> **YOUR TASK**
Every line holding the string "text" should be copied out of the listing.

> **DATA PROVIDED**
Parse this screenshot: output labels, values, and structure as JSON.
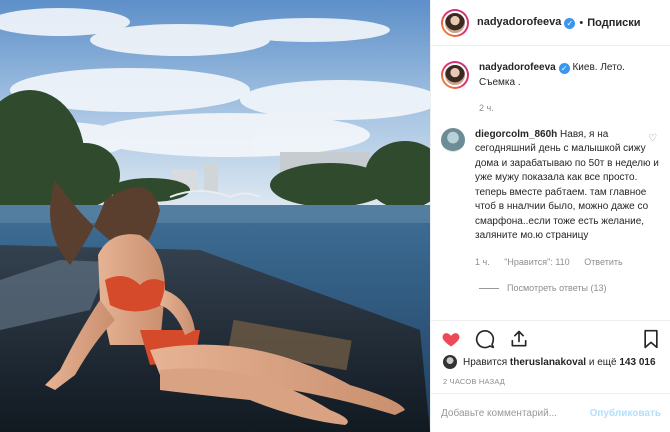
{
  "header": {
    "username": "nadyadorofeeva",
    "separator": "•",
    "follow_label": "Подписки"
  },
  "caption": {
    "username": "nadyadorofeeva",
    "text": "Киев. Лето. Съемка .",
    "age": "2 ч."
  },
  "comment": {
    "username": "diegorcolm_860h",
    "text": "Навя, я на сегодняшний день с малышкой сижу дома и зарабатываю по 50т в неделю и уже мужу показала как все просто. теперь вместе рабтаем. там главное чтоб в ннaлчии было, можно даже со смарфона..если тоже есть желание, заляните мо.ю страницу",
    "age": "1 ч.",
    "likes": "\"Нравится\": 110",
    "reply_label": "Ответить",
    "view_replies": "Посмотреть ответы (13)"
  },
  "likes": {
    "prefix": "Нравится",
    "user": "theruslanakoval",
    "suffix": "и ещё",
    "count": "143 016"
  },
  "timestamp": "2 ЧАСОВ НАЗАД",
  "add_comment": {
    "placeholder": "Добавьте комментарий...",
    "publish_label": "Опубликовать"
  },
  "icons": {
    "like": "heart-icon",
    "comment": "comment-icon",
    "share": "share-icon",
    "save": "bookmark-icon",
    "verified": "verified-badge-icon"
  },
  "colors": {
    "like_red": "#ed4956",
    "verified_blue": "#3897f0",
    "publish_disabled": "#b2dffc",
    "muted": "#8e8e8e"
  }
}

> **EXPECTED OUTPUT**
    "text": "Киев. Лето. Съемка .",
    "text": "Навя, я на сегодняшний день с малышкой сижу дома и зарабатываю по 50т в неделю и уже мужу показала как все просто. теперь вместе рабтаем. там главное чтоб в ннaлчии было, можно даже со смарфона..если тоже есть желание, заляните мо.ю страницу",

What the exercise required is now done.